Body density is the proportion of body fat present in a human body, as compared to its overall mass. Also known as body fat composition, it is used as a tool for gauging how much fatty tissue, both essential and excess, exists in a body. Knowledge of body density is a critical piece of data in a nutrition and fitness plan.
It is impossible to determine the exact proportion of fat in a living body, but there are a number of methods that have been developed to estimate body density. The most common and simplest way is known as body mass index (BMI), which involves using body weight and height to generate a number that can be compared to a baseline chart. Individuals can use their BMI to determine whether or not their body density is at a healthy level.
BMI is not considered by health authorities to be a definitive measure of density, but rather a screening tool to identify individuals who may have excessive amounts of body fat for their size. While a reasonable tool for estimation for most body types, BMI loses accuracy among heavily muscled individuals, as muscle weighs more than fat and skews results. Bodybuilders, for instance, are often shown to be obese on a body mass index because of their high weight to height ratio, despite a relative lack of body fat.
Other, more scientific methods for estimating body density include skin fold measurements, bioelectrical impedance analysis (BIA), near-infrared interactance, dual energy X-ray absorptiometry (DXA), and underwater weighing. Skin fold, near-infrared interactance, and BIA techniques are less costly than the newer DXA method, but are less accurate and have more limitations.
Skin fold analysis is the oldest and least advanced method, involving the use of skin fold calipers to measure the amount of excess non-lean tissue present on the body. BIA leverages the differing densities of bone, muscle, and fat to provide a measure of density by running an electrical current between two conductors placed on various parts of the body, and gauging resistance. Near-infrared interactance involves shooting a near-infrared beam of light through the muscles of the upper arm. The light is absorbed by fatty tissue, but reflects back off muscle. Therefore the amount of light that exits the arm is a good indicator of how much fat is present.

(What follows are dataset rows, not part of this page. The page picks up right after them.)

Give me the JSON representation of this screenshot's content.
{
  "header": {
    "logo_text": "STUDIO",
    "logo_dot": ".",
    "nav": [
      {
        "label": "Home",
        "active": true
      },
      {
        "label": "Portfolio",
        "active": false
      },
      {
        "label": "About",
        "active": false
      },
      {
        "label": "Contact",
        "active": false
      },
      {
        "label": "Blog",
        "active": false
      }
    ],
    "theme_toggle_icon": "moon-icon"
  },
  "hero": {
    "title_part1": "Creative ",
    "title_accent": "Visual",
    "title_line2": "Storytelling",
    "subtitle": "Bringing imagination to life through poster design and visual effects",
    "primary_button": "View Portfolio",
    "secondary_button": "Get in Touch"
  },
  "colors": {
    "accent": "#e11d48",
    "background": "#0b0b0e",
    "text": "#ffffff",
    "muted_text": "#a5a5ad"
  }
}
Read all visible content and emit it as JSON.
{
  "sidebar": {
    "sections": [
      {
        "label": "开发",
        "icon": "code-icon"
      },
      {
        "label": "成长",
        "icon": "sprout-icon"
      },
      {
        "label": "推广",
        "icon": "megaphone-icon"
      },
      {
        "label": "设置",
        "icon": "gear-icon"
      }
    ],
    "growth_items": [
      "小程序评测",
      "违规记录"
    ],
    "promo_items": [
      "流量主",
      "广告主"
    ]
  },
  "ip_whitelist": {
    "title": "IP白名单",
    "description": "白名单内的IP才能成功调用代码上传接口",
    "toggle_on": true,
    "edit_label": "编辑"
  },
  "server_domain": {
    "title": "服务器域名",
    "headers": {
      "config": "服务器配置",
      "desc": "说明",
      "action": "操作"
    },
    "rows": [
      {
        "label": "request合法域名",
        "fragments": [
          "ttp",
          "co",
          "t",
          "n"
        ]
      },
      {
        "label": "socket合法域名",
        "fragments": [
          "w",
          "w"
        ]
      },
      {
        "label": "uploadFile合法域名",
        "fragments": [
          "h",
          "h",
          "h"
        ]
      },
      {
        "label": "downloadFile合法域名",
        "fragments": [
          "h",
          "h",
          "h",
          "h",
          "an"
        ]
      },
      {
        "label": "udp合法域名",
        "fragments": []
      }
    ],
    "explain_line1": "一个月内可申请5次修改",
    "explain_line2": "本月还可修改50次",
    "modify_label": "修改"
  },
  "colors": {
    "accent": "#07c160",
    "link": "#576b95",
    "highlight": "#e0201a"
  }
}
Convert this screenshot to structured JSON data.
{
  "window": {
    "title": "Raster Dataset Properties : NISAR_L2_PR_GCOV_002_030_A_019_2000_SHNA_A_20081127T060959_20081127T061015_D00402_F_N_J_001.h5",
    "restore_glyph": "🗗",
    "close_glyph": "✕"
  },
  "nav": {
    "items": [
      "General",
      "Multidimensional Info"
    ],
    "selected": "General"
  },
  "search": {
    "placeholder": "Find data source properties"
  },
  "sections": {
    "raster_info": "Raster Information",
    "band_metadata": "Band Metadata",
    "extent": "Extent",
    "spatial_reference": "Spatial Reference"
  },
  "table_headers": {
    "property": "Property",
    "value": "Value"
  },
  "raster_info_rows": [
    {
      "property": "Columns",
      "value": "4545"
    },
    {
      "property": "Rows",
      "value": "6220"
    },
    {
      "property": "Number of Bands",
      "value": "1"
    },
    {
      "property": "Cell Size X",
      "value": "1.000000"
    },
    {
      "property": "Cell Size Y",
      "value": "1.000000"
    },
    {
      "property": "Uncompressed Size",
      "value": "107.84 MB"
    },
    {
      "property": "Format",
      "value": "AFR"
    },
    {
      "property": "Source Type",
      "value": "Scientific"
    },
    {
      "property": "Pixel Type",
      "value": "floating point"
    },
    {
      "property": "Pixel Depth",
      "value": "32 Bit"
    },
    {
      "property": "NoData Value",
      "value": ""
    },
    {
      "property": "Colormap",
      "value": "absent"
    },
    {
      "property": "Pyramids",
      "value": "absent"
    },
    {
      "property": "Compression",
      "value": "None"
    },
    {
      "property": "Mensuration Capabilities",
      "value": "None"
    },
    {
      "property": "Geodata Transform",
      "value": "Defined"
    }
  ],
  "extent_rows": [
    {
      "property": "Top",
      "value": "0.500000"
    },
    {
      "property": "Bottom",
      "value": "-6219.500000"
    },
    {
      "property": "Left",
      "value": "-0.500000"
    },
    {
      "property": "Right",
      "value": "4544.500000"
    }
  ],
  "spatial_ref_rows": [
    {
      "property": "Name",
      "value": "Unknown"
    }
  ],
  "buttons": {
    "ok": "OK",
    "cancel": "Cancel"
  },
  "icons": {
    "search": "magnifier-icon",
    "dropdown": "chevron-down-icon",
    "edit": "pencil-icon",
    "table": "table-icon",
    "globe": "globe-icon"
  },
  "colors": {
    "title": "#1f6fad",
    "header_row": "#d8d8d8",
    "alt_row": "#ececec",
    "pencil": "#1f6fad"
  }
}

DXA is currently considered a leading technique for estimating body density. Two different types of x-ray machines — one that detects all kinds of tissue, and one that only detects fat — scan a body and indicate to what degree fat is present. DXA is a relatively involved process compared to other methods. It is generally used in conjunction with a process known as underwater weighing, which uses principles of buoyancy and the known weight difference between equal amounts of muscle and fat to provide reliable results.